▸ **EXTRACTED INFORMATION**:
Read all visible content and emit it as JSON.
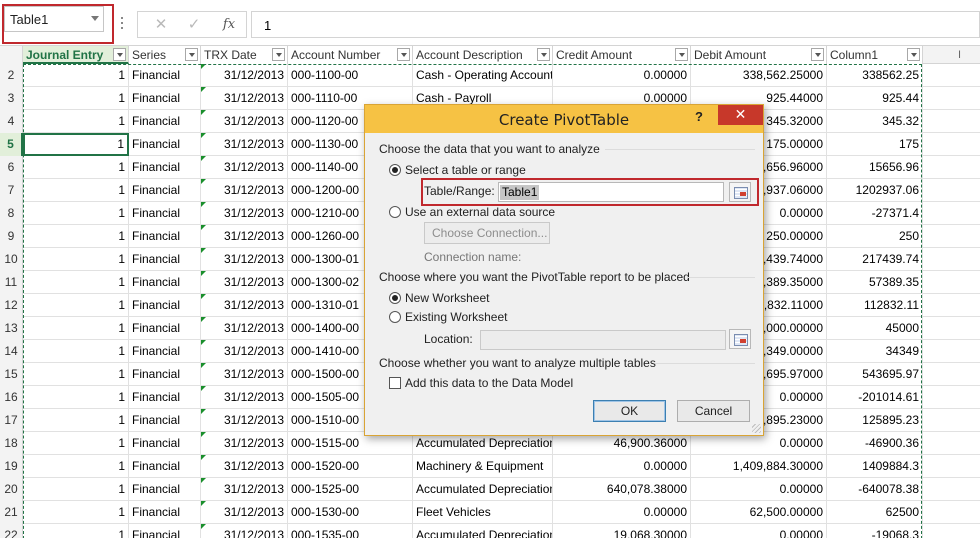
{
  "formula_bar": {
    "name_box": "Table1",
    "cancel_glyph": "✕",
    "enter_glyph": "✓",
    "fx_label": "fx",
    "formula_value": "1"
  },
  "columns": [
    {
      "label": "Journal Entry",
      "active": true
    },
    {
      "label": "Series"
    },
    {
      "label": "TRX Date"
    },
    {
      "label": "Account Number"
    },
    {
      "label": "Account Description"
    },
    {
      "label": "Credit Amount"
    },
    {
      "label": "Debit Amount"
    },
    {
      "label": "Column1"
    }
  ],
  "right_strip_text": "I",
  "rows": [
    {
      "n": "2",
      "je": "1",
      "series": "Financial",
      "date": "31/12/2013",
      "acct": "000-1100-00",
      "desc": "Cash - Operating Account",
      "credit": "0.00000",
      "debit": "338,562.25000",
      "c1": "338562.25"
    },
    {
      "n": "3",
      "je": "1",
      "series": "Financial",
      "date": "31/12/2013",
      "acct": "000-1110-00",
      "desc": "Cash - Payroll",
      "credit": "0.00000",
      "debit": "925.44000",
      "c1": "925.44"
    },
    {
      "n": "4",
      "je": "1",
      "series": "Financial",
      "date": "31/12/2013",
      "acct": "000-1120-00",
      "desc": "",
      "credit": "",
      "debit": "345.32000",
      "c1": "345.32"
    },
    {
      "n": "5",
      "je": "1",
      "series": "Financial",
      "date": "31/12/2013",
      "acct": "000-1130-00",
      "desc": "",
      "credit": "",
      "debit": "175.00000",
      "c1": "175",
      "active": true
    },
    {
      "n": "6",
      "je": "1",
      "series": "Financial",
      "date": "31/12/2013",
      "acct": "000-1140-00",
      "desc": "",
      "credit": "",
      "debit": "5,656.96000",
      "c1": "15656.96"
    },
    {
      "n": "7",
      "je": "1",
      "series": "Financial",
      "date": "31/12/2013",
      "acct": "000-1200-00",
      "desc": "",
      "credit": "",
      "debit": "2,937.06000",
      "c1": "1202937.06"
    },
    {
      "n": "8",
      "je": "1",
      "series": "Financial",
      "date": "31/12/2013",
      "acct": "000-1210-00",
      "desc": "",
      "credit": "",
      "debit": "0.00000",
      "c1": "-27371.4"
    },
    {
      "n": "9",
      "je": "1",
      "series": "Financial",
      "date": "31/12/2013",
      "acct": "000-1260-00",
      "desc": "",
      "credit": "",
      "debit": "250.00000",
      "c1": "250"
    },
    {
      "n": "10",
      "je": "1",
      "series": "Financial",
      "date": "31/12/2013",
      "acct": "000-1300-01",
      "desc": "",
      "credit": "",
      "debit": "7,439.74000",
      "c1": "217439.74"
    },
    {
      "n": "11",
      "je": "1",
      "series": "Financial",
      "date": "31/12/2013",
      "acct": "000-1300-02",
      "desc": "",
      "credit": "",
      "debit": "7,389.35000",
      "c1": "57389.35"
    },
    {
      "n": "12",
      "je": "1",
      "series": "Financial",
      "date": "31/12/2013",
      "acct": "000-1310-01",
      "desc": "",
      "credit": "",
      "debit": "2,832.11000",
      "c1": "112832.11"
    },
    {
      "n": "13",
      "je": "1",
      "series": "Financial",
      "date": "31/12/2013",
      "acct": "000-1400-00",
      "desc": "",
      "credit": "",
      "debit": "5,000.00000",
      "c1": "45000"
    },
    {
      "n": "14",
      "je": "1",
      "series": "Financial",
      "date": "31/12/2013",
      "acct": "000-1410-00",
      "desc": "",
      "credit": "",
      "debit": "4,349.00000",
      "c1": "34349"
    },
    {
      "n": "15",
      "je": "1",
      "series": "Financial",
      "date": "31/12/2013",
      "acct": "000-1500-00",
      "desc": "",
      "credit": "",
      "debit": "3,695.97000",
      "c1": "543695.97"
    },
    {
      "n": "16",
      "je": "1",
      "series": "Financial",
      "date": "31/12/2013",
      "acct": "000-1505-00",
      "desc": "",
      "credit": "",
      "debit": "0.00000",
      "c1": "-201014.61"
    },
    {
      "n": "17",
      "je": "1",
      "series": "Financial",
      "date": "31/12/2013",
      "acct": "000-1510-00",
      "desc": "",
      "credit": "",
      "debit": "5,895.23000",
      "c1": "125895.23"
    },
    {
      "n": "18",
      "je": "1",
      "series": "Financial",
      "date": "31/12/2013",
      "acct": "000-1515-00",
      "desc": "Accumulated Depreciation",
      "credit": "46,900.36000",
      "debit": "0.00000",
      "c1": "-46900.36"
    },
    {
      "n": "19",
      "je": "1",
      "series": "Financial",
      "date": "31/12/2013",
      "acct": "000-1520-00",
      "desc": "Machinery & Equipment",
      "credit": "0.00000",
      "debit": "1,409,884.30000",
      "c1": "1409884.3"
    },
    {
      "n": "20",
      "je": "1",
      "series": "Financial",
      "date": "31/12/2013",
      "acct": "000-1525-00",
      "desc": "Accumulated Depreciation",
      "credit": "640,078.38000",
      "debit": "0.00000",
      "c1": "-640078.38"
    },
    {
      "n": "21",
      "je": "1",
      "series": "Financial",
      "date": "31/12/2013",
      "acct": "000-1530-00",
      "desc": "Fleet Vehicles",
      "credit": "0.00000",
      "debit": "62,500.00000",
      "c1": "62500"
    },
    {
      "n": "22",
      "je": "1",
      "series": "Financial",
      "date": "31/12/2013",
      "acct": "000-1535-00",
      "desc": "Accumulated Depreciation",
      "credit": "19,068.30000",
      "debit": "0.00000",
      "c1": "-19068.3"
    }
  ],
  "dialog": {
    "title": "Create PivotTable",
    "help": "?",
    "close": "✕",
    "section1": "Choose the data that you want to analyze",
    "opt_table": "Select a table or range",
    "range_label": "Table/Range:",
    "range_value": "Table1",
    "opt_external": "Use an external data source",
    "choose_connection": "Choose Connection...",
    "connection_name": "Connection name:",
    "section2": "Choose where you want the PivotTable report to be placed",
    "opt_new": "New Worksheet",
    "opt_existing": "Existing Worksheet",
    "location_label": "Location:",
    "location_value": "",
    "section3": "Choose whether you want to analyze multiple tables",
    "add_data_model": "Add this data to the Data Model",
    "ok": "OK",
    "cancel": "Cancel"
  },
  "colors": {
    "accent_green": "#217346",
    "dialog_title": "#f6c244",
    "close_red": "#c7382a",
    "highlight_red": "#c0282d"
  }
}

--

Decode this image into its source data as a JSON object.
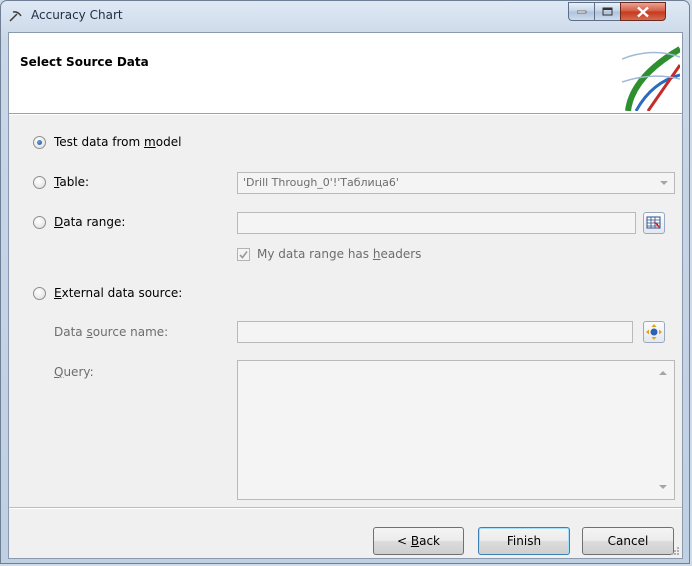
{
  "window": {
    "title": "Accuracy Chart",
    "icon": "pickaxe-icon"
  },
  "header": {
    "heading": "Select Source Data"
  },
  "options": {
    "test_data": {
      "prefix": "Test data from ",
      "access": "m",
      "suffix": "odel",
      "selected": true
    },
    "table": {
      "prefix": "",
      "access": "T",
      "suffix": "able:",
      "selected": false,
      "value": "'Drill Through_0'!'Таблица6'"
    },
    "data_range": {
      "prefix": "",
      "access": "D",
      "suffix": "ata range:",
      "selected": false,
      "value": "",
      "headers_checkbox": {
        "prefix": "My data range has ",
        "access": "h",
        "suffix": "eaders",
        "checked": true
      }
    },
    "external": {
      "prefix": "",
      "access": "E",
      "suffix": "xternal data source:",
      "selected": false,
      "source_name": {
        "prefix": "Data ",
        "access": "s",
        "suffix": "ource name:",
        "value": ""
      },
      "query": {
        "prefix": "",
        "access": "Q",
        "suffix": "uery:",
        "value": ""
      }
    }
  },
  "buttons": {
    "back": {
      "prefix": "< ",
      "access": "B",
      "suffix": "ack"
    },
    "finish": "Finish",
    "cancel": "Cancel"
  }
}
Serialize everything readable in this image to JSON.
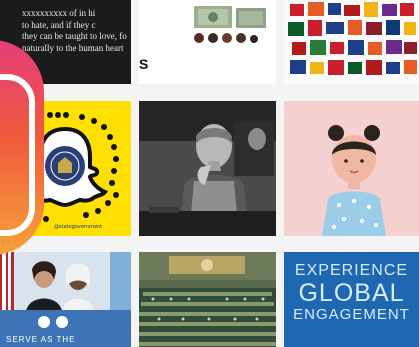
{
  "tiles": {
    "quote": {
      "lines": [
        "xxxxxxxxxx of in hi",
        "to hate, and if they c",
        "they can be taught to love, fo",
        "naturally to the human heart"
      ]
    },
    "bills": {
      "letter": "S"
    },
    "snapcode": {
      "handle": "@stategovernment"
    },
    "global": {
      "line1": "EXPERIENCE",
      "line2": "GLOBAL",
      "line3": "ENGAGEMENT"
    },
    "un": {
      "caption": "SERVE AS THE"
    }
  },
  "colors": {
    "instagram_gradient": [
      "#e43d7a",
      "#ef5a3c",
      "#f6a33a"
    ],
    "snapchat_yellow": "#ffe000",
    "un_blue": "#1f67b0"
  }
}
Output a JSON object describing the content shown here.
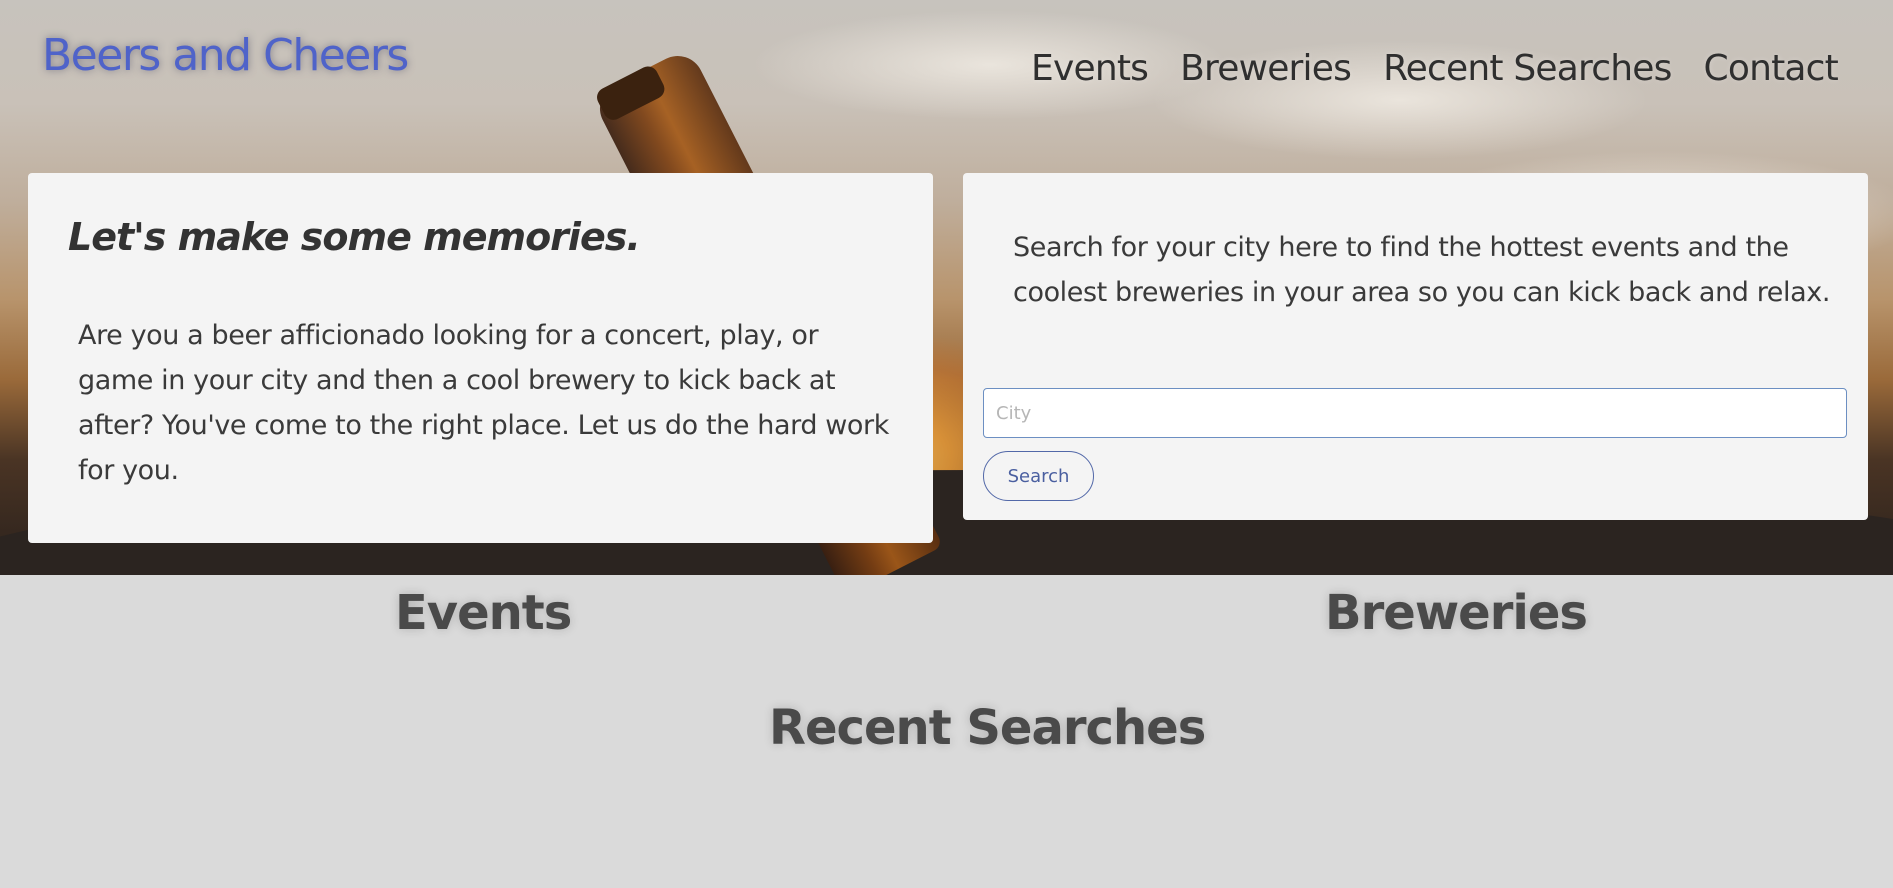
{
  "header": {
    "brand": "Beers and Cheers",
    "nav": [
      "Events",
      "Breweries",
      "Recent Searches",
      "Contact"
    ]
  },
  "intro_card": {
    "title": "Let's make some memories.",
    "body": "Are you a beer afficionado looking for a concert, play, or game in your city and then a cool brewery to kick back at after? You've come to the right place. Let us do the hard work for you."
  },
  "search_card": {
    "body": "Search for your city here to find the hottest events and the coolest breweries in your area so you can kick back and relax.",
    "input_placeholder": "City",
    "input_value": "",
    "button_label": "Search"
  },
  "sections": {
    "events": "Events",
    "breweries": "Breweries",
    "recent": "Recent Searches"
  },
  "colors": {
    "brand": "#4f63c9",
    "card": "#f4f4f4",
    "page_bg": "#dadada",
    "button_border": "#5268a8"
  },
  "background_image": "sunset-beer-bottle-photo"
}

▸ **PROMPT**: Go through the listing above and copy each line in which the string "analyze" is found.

▸ **TASK ANSWER**:
    "section1": "Choose the data that you want to analyze",
    "section3": "Choose whether you want to analyze multiple tables",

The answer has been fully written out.